LONDON (Reuters) - British Olympic Association (BOA) chairman Colin Moynihan expressed cautious optimism on Monday that the Court of Arbitration for Sport (CAS) will uphold Britain’s lifetime Olympic ban for drug offenders.
The independent Lausanne-based body met in London to hear a BOA appeal against a World Anti-Doping Agency (WADA) ruling that a lifetime ban is illegal. A decision is expected in mid-April.
Under the BOA rule, sprinter Dwain Chambers and cyclist David Millar will miss this year’s London Games. WADA rules specify a maximum two-year ban for a first offence.
”I am cautiously optimistic,“ Moynihan told Sky Sports television outside the BOA’s London headquarters. ”I think we put a really strong case today on behalf of the athletes.
”Our selection policy is there with overwhelming support from the athletes. That simply says that we will only accept clean athletes, we won’t select those who have knowingly cheated clean athletes out of a place on the team.
“We put that very strongly to the tribunal and had great legal representation. Seven and a half hours later I am cautiously optimistic. We couldn’t have put a stronger case.”
Chambers, who won a bronze medal in the 60 meters at the world indoor championships in Istanbul at the weekend, said he had been trying not to think about the CAS decision.
“I‘m just going to train because that’s all I know how to do,” he said. “I can’t try to be a lawyer, I‘m not qualified.”

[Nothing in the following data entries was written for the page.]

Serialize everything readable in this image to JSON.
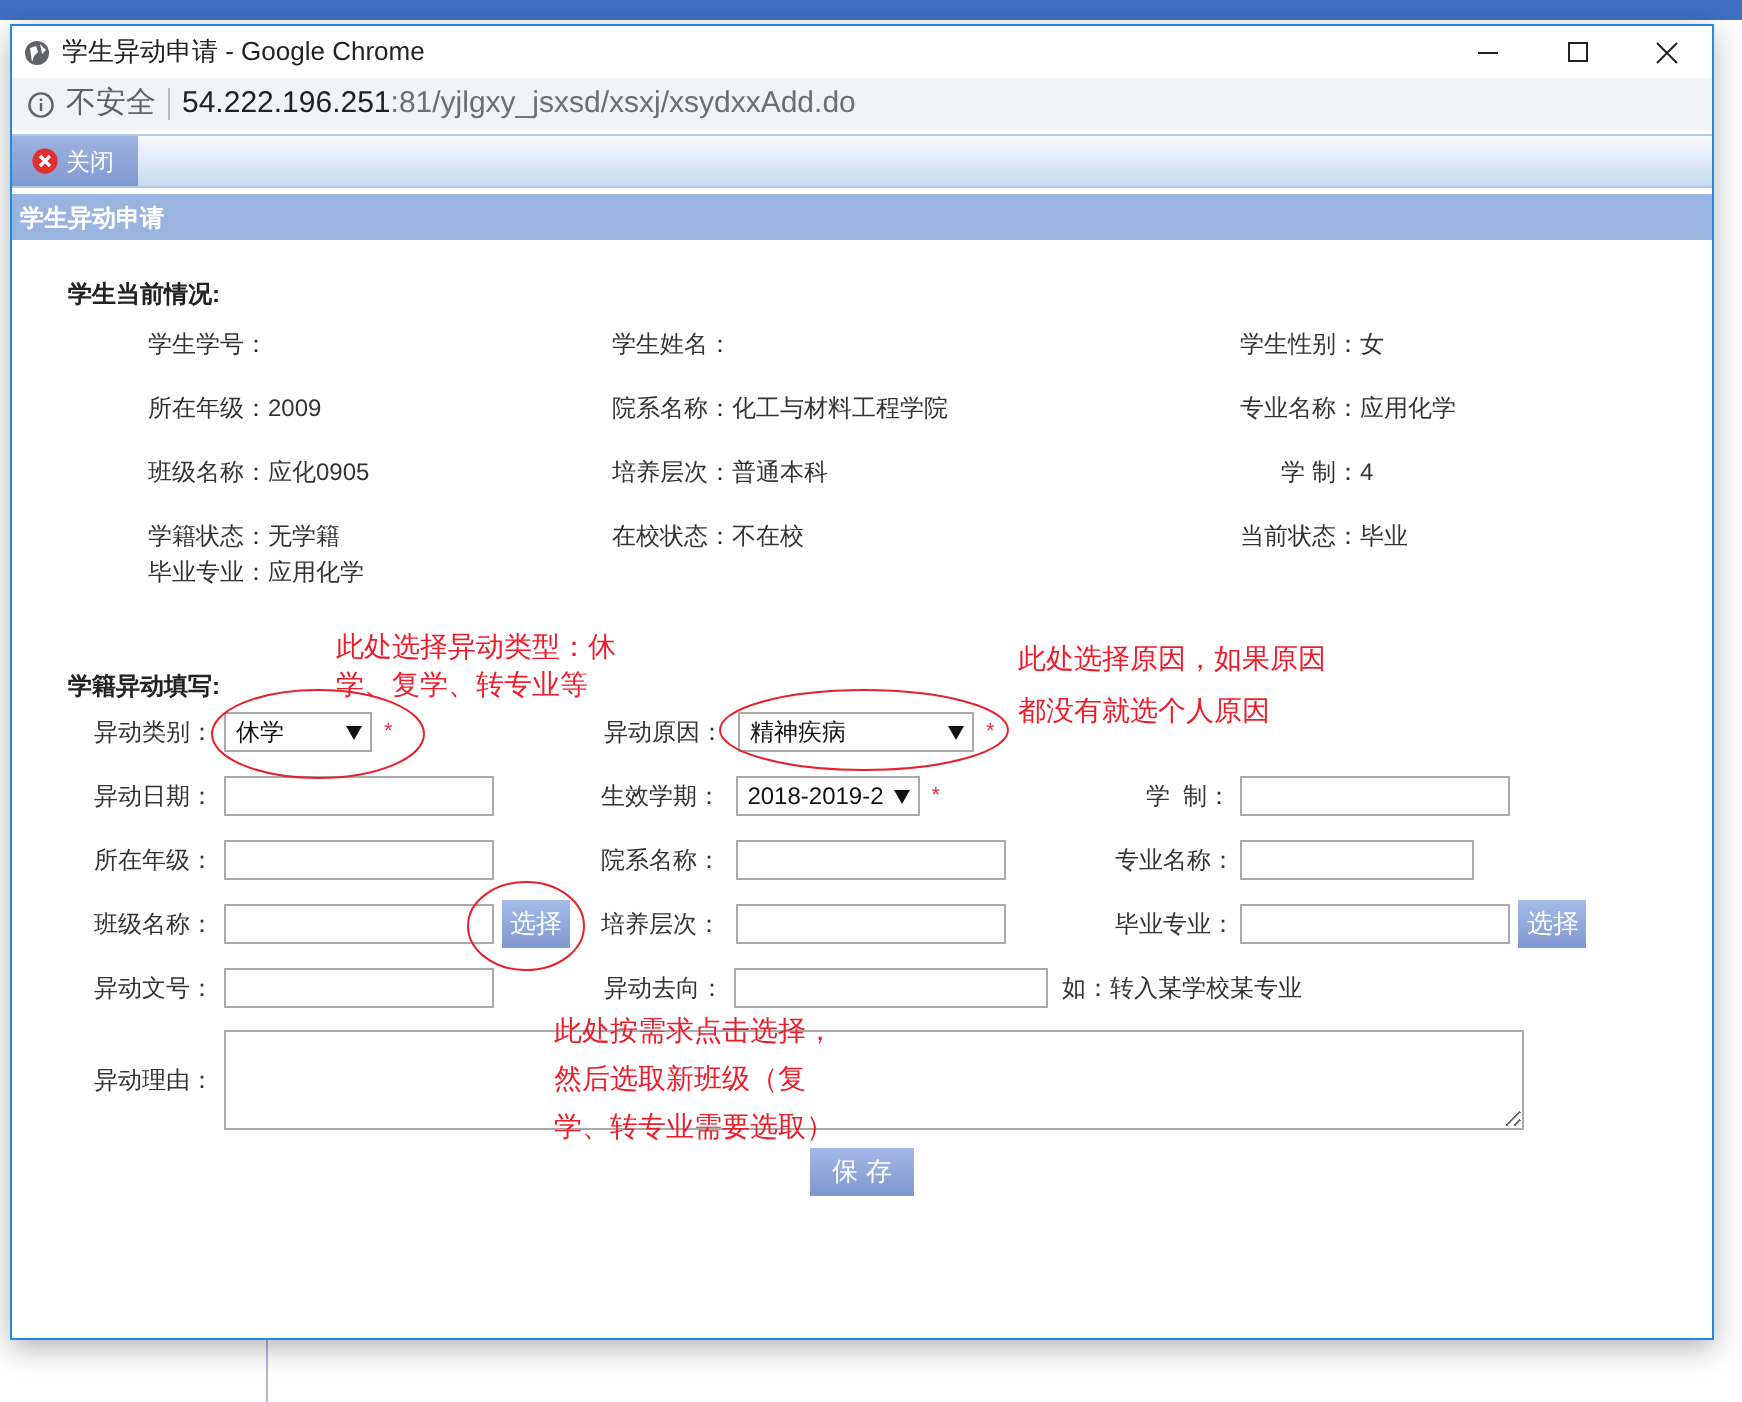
{
  "window": {
    "title": "学生异动申请 - Google Chrome",
    "address": {
      "security": "不安全",
      "host": "54.222.196.251",
      "path": ":81/yjlgxy_jsxsd/xsxj/xsydxxAdd.do"
    }
  },
  "toolbar": {
    "close_button": "关闭"
  },
  "panel_title": "学生异动申请",
  "current_info": {
    "heading": "学生当前情况:",
    "rows": [
      [
        {
          "label": "学生学号："
        },
        {
          "label": "学生姓名："
        },
        {
          "label": "学生性别：",
          "value": "女"
        }
      ],
      [
        {
          "label": "所在年级：",
          "value": "2009"
        },
        {
          "label": "院系名称：",
          "value": "化工与材料工程学院"
        },
        {
          "label": "专业名称：",
          "value": "应用化学"
        }
      ],
      [
        {
          "label": "班级名称：",
          "value": "应化0905"
        },
        {
          "label": "培养层次：",
          "value": "普通本科"
        },
        {
          "label": "学 制：",
          "value": "4"
        }
      ],
      [
        {
          "label": "学籍状态：",
          "value": "无学籍"
        },
        {
          "label": "在校状态：",
          "value": "不在校"
        },
        {
          "label": "当前状态：",
          "value": "毕业"
        }
      ],
      [
        {
          "label": "毕业专业：",
          "value": "应用化学"
        }
      ]
    ]
  },
  "form": {
    "heading": "学籍异动填写:",
    "rows": [
      [
        {
          "kind": "select",
          "label": "异动类别：",
          "value": "休学",
          "mark": "*"
        },
        {
          "kind": "select",
          "label": "异动原因：",
          "value": "精神疾病",
          "mark": "*"
        }
      ],
      [
        {
          "kind": "text",
          "label": "异动日期："
        },
        {
          "kind": "select",
          "label": "生效学期：",
          "value": "2018-2019-2",
          "mark": "*"
        },
        {
          "kind": "text",
          "label": "学  制："
        }
      ],
      [
        {
          "kind": "text",
          "label": "所在年级："
        },
        {
          "kind": "text",
          "label": "院系名称："
        },
        {
          "kind": "text",
          "label": "专业名称："
        }
      ],
      [
        {
          "kind": "text",
          "label": "班级名称：",
          "button": "选择"
        },
        {
          "kind": "text",
          "label": "培养层次："
        },
        {
          "kind": "text",
          "label": "毕业专业：",
          "button": "选择"
        }
      ],
      [
        {
          "kind": "text",
          "label": "异动文号："
        },
        {
          "kind": "text",
          "label": "异动去向：",
          "hint": "如：转入某学校某专业"
        }
      ],
      [
        {
          "kind": "textarea",
          "label": "异动理由："
        }
      ]
    ]
  },
  "save_button": "保 存",
  "annotations": [
    [
      "此处选择异动类型：休",
      "学、复学、转专业等"
    ],
    [
      "此处选择原因，如果原因",
      "都没有就选个人原因"
    ],
    [
      "此处按需求点击选择，",
      "然后选取新班级（复",
      "学、转专业需要选取）"
    ]
  ]
}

However, London Games organizing committee chairman Sebastian Coe, also talking to reporters in Istanbul, said Chambers should not be allowed to compete.
“For me this is not anti-Dwain Chambers,” Coe said. “I do believe this is actually about the autonomy of sporting organizations to make judgments and byelaws that they think are in the best interest of their sports.”
Reporting by John Mehaffey; Editing by Ed Osmond